- DIRECTIONS FOR THIS TASK:
Go over the data and copy out each line with "Kong" in it.

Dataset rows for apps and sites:
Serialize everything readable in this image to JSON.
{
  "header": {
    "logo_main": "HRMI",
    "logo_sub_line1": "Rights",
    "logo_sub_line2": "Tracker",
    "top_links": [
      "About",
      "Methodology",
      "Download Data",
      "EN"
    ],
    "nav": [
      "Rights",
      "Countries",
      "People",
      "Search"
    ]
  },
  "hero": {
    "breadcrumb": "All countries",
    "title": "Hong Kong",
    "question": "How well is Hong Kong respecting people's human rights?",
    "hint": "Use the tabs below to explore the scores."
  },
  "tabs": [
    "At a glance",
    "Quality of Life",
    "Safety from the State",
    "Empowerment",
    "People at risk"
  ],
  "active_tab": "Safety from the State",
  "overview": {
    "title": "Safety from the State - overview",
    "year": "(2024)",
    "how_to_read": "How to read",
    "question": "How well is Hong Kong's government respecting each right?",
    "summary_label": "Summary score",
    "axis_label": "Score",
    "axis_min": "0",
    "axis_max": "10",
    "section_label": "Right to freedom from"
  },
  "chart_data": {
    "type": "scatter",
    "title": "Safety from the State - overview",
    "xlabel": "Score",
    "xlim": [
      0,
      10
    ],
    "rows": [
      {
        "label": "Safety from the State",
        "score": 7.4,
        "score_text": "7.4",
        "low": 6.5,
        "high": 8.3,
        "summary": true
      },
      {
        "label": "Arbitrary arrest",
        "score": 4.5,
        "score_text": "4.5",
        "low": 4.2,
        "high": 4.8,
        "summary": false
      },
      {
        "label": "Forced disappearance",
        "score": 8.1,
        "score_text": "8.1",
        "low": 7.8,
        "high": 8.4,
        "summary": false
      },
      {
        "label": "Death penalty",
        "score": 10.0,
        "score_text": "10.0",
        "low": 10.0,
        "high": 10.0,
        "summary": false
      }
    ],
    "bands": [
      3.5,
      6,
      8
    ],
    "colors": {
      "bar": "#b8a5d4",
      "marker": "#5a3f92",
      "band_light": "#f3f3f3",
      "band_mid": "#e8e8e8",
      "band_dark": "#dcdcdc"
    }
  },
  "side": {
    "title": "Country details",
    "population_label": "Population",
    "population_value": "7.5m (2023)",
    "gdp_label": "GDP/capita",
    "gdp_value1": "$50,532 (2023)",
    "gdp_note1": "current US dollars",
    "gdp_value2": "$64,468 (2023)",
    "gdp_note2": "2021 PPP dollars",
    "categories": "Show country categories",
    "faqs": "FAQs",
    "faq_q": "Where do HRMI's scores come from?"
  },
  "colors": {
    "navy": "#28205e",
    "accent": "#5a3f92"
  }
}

- WRITTEN ANSWER:
    "title": "Hong Kong",
    "question": "How well is Hong Kong respecting people's human rights?",
    "question": "How well is Hong Kong's government respecting each right?",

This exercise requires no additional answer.